High school math teachers are biased against girls, rating their abilities lower than those of boys with the same test scores.
It's long been known that math teachers tend to rate girls and minority students lower than white boys. But while this tends to reflect actual grades and test scores in the case of the minority students, new research shows that the bias against white girls can't be explained by their academic performance.
"This speaks to the presence of a subtle yet omnipresent stereotype in high school classrooms: that math, comparatively speaking, is just easier for white males than it is for white females," says Catherine Riegle-Crumb, a professor at the University of Texas at Austin.
The team's data was drawn from the National Center of Education Statistics' Education Longitudinal Study of 2002, which followed 15,000 US students from their sophomore year of high school, into college and the work force.

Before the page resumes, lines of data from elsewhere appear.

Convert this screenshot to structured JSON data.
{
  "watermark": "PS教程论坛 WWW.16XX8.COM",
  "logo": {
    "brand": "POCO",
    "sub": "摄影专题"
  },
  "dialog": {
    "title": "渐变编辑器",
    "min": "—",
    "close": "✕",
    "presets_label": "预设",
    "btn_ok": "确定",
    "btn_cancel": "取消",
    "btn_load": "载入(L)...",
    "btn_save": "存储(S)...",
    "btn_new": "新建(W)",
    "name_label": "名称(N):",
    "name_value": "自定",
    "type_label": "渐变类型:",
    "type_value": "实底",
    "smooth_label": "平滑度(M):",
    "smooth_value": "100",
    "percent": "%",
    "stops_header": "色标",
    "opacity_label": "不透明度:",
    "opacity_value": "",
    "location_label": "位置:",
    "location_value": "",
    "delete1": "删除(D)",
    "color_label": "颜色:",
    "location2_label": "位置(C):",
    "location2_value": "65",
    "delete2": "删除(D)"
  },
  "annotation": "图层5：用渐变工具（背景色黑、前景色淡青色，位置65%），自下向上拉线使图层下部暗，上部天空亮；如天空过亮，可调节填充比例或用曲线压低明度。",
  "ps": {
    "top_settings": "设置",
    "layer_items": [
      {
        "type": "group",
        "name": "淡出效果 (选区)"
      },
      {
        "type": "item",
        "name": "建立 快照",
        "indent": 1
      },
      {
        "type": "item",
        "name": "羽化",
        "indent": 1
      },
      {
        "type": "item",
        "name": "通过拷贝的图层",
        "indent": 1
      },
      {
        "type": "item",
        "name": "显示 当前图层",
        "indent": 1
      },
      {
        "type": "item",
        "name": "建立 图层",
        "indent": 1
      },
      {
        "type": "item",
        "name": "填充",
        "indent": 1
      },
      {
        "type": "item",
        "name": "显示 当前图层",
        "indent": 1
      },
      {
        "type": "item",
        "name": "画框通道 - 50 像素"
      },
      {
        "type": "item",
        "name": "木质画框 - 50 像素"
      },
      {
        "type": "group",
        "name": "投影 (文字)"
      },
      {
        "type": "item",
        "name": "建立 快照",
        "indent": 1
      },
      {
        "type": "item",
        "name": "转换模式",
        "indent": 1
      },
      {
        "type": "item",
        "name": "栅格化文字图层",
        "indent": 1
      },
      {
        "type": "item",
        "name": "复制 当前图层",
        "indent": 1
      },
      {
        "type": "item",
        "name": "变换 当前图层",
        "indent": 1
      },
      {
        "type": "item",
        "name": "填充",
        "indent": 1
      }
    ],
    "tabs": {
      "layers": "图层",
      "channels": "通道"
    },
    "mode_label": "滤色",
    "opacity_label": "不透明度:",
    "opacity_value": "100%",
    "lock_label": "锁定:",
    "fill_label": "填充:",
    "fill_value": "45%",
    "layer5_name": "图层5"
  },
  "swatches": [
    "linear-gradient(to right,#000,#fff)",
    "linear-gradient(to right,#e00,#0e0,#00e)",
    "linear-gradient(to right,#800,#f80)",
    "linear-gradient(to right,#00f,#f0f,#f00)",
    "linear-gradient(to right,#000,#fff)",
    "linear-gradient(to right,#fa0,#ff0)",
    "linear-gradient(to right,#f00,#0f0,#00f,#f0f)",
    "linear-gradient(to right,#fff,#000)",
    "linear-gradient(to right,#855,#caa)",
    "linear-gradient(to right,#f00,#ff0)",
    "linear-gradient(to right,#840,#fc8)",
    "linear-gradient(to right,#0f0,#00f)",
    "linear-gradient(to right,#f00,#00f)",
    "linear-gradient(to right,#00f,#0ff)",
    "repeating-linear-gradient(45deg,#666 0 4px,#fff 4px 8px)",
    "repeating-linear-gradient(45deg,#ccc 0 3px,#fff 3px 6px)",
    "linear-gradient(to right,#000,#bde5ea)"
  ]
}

The authors say they aren't dismissing the possibility that bias against minority students exists in high school math classrooms - just that it's showing up particularly consistently in the case of white girls versus white boys.
"Even with the same grades and the same test scores, the teachers are still ranking the girls as less good at math than the boys," says Riegle-Crumb.
One reason, they say, may be that gender bias is socially ingrained because the idea that men and women have diffferent math abilities is considered natural, not discriminatory.
And while teachers may make a conscious effort to avoid racial discrimination, they may be less aware of gender prejudice.
"It is very likely that teachers are unaware of holding any kind of gender bias, and they are not consciously thinking about gender when assigning student ratings," says Riegle-Crumb.
"Yet the implicit nature of this bias suggests that it may be insidious and difficult to confront. If we continue to send young women the message that they aren't as good at math it's unlikely we'll be able to increase the number of women working in STEM fields."